▶ [Exercise directions]
Collect all lines containing the word "Output" from the data.

Information START

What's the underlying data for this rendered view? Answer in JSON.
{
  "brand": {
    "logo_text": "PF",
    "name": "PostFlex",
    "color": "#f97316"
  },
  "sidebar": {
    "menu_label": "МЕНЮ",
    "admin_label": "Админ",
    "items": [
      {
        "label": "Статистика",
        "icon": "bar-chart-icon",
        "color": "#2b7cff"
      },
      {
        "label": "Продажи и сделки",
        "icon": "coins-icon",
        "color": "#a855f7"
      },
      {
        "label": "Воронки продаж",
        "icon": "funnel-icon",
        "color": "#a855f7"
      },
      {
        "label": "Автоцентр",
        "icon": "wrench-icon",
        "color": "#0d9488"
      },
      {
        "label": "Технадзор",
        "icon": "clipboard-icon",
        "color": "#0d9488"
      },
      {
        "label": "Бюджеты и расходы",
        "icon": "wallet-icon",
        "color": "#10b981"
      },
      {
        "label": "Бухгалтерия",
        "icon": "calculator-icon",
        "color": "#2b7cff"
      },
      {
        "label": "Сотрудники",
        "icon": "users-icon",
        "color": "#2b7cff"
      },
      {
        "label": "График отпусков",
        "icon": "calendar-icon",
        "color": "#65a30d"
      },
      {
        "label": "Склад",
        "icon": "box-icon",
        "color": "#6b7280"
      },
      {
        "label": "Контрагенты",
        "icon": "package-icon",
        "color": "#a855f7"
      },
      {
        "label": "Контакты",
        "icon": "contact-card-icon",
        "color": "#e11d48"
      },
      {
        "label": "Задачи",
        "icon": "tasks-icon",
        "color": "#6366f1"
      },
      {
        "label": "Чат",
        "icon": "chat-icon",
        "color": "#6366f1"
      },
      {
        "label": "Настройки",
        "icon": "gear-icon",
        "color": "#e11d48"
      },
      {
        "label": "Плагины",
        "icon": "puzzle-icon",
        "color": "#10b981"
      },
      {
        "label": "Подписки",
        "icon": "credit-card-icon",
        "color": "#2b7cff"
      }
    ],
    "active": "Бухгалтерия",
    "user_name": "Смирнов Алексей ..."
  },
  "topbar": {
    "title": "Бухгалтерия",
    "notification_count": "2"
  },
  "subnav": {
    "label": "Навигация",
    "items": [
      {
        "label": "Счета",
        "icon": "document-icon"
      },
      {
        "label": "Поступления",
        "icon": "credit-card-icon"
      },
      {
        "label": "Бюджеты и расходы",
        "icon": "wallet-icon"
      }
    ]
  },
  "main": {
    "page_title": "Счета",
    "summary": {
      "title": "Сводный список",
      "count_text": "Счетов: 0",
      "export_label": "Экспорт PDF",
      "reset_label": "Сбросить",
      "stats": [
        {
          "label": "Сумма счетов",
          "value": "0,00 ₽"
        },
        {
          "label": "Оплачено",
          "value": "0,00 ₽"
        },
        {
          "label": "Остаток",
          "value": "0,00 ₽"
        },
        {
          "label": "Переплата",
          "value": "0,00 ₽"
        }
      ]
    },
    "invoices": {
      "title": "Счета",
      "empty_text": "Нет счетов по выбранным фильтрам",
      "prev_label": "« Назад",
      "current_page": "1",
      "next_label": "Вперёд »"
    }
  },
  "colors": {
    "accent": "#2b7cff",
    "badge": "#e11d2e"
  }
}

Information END
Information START

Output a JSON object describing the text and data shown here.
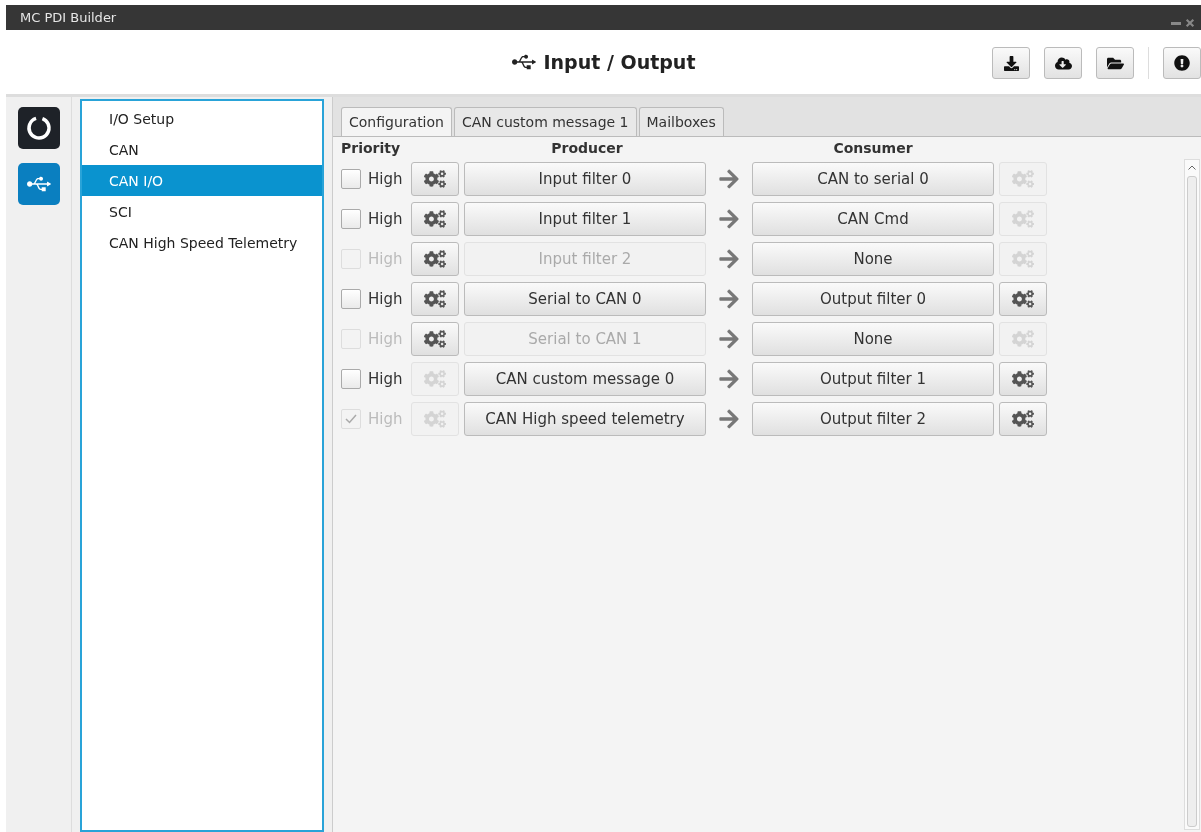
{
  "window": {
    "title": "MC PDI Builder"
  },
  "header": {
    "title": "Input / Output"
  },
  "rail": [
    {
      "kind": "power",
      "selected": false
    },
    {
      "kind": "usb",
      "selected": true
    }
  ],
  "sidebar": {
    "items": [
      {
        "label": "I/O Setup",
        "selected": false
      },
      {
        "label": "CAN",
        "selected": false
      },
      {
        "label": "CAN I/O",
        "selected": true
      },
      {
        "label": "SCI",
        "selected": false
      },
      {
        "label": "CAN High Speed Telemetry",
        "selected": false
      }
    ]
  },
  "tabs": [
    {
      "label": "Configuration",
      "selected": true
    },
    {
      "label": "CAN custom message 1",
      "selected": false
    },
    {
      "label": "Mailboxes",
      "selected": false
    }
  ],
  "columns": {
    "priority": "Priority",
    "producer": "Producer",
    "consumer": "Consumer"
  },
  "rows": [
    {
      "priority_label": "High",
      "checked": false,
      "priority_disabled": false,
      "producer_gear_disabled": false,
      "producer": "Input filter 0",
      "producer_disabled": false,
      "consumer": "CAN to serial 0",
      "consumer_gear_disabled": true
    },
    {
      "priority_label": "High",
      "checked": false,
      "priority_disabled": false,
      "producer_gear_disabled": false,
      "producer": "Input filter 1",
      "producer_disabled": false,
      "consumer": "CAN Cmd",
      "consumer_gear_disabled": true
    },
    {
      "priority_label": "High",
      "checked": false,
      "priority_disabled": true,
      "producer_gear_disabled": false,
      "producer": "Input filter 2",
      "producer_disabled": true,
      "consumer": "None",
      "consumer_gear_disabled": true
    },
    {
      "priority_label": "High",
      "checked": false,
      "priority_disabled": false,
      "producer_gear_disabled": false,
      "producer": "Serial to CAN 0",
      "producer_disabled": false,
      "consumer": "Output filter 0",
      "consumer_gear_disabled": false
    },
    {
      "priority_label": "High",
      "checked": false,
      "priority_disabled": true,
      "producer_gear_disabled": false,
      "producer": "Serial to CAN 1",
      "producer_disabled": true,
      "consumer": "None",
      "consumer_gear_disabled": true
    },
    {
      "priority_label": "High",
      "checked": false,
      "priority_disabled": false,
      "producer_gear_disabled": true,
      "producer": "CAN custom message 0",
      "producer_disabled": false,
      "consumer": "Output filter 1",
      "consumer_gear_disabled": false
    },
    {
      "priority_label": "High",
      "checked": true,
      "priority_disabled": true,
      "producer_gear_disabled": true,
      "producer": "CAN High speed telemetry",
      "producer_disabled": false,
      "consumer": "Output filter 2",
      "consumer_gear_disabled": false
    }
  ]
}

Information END

▶ [Exercise result]
Output a JSON object describing the text and data shown here.
    "title": "Input / Output"
      "consumer": "Output filter 0",
      "consumer": "Output filter 1",
      "consumer": "Output filter 2",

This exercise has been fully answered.